Exercise: From the entries provided below, copy each line that contains the word "index".

[Stored dataset items]
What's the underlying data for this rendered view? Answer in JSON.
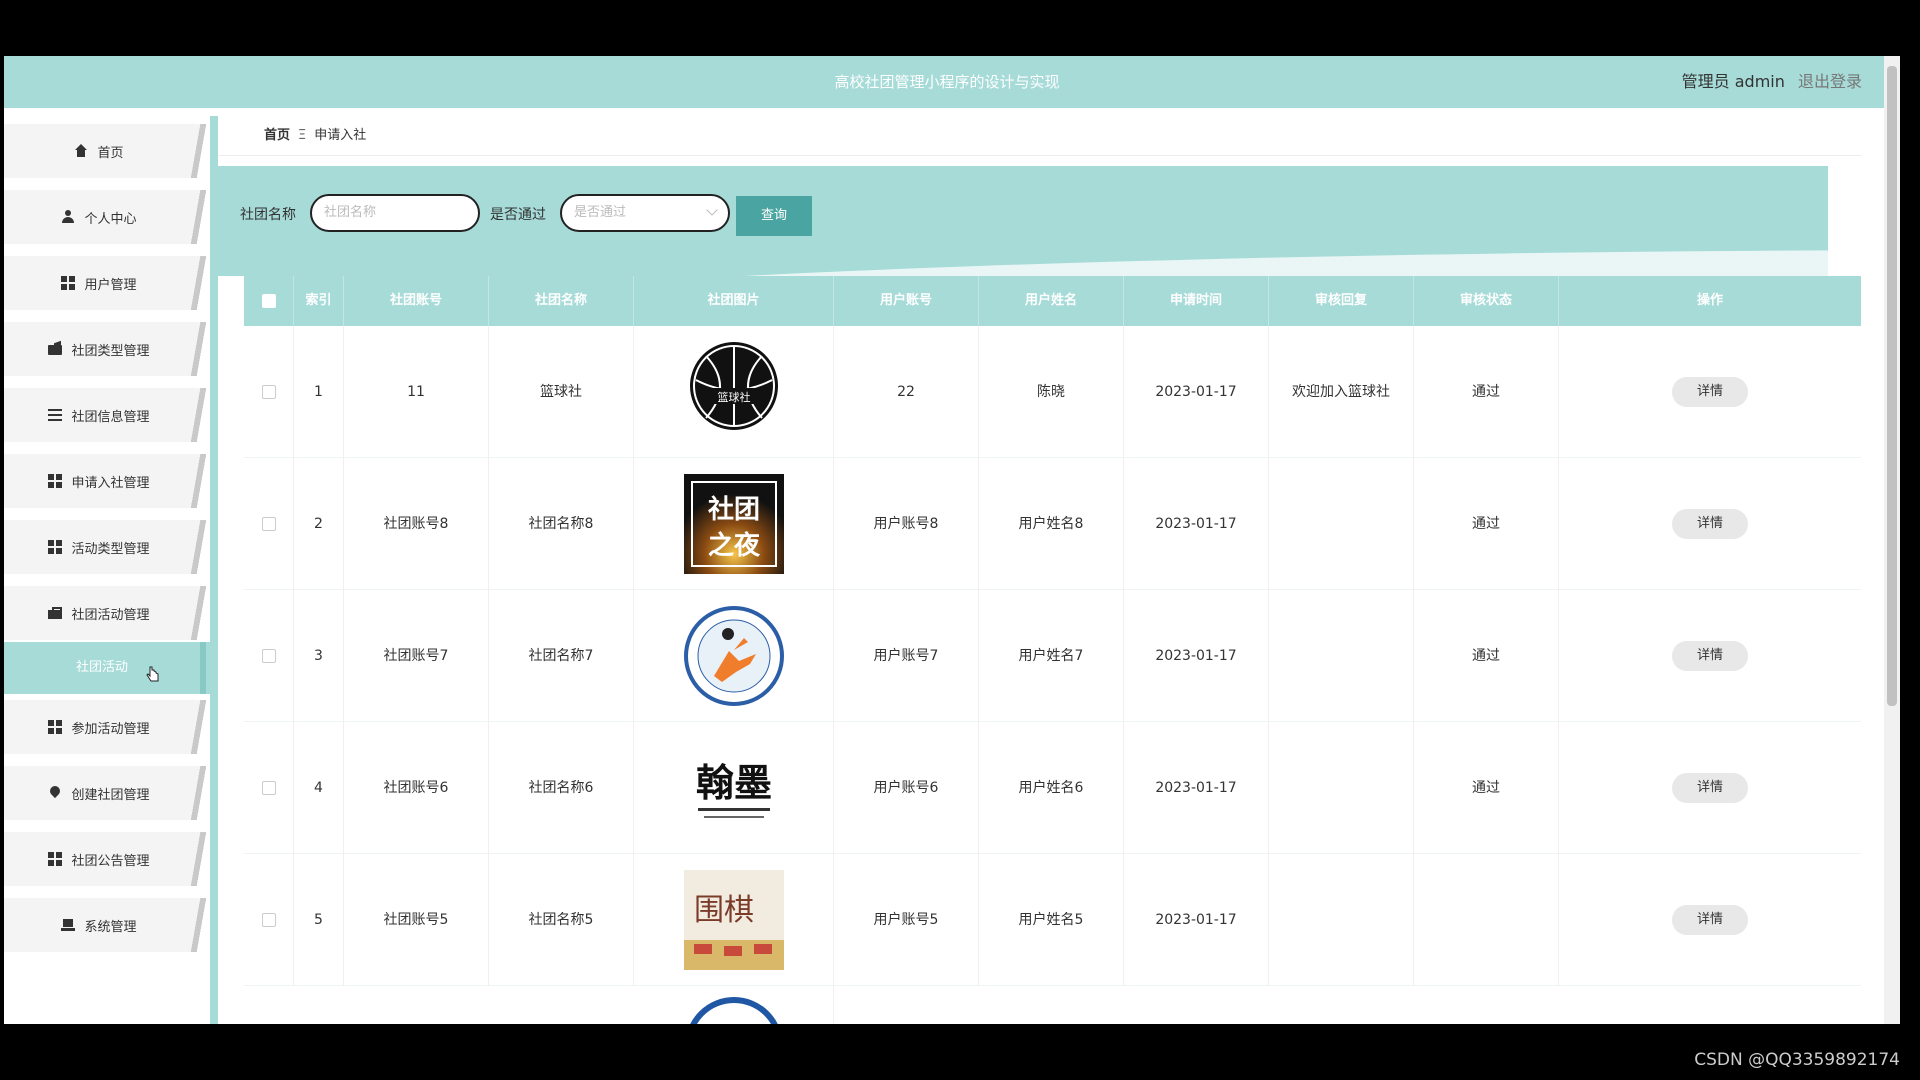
{
  "app": {
    "title": "高校社团管理小程序的设计与实现",
    "user_label": "管理员 admin",
    "logout_label": "退出登录"
  },
  "sidebar": {
    "items": [
      {
        "label": "首页",
        "icon": "home-icon"
      },
      {
        "label": "个人中心",
        "icon": "user-icon"
      },
      {
        "label": "用户管理",
        "icon": "grid-icon"
      },
      {
        "label": "社团类型管理",
        "icon": "wallet-icon"
      },
      {
        "label": "社团信息管理",
        "icon": "list-icon"
      },
      {
        "label": "申请入社管理",
        "icon": "grid-icon"
      },
      {
        "label": "活动类型管理",
        "icon": "grid-icon"
      },
      {
        "label": "社团活动管理",
        "icon": "briefcase-icon"
      },
      {
        "label": "参加活动管理",
        "icon": "grid-icon"
      },
      {
        "label": "创建社团管理",
        "icon": "pin-icon"
      },
      {
        "label": "社团公告管理",
        "icon": "grid-icon"
      },
      {
        "label": "系统管理",
        "icon": "laptop-icon"
      }
    ],
    "active_sub_item": "社团活动"
  },
  "breadcrumb": {
    "home": "首页",
    "separator": "Ξ",
    "current": "申请入社"
  },
  "search": {
    "club_name_label": "社团名称",
    "club_name_placeholder": "社团名称",
    "passed_label": "是否通过",
    "passed_placeholder": "是否通过",
    "query_button": "查询"
  },
  "table": {
    "columns": [
      "索引",
      "社团账号",
      "社团名称",
      "社团图片",
      "用户账号",
      "用户姓名",
      "申请时间",
      "审核回复",
      "审核状态",
      "操作"
    ],
    "rows": [
      {
        "index": "1",
        "club_account": "11",
        "club_name": "篮球社",
        "image": "basketball-club-logo",
        "user_account": "22",
        "user_name": "陈晓",
        "apply_time": "2023-01-17",
        "reply": "欢迎加入篮球社",
        "status": "通过",
        "action": "详情"
      },
      {
        "index": "2",
        "club_account": "社团账号8",
        "club_name": "社团名称8",
        "image": "club-night-poster",
        "user_account": "用户账号8",
        "user_name": "用户姓名8",
        "apply_time": "2023-01-17",
        "reply": "",
        "status": "通过",
        "action": "详情"
      },
      {
        "index": "3",
        "club_account": "社团账号7",
        "club_name": "社团名称7",
        "image": "football-club-badge",
        "user_account": "用户账号7",
        "user_name": "用户姓名7",
        "apply_time": "2023-01-17",
        "reply": "",
        "status": "通过",
        "action": "详情"
      },
      {
        "index": "4",
        "club_account": "社团账号6",
        "club_name": "社团名称6",
        "image": "calligraphy-club-logo",
        "user_account": "用户账号6",
        "user_name": "用户姓名6",
        "apply_time": "2023-01-17",
        "reply": "",
        "status": "通过",
        "action": "详情"
      },
      {
        "index": "5",
        "club_account": "社团账号5",
        "club_name": "社团名称5",
        "image": "go-club-photo",
        "user_account": "用户账号5",
        "user_name": "用户姓名5",
        "apply_time": "2023-01-17",
        "reply": "",
        "status": "",
        "action": "详情"
      }
    ]
  },
  "logo_text": {
    "basketball": "篮球社",
    "night_line1": "社团",
    "night_line2": "之夜",
    "calligraphy": "翰墨",
    "go": "围棋"
  },
  "watermark": "CSDN @QQ3359892174",
  "colors": {
    "accent": "#a6dbd8",
    "button": "#4aa4a2"
  }
}
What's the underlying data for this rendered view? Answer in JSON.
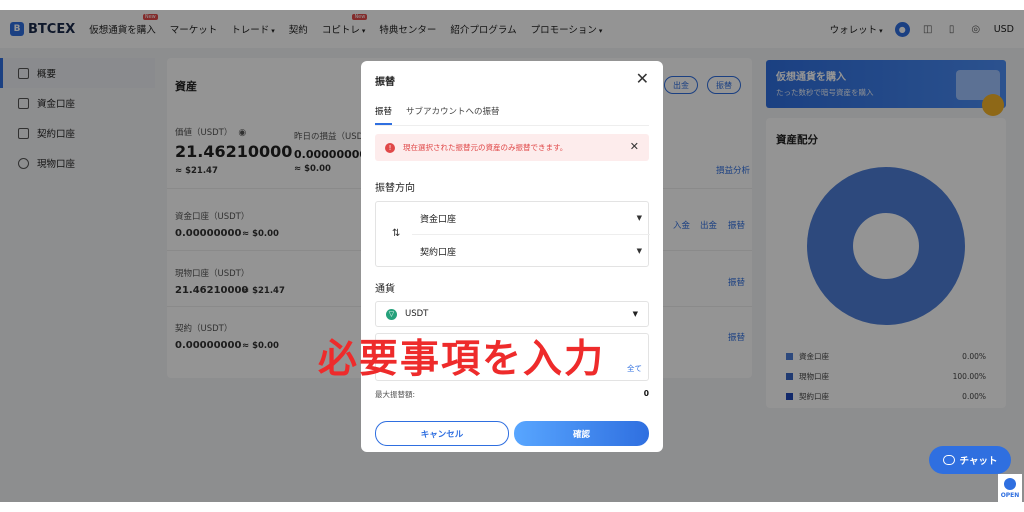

Exercise solution:
        "index": "1",
        "index": "2",
        "index": "3",
        "index": "4",
        "index": "5",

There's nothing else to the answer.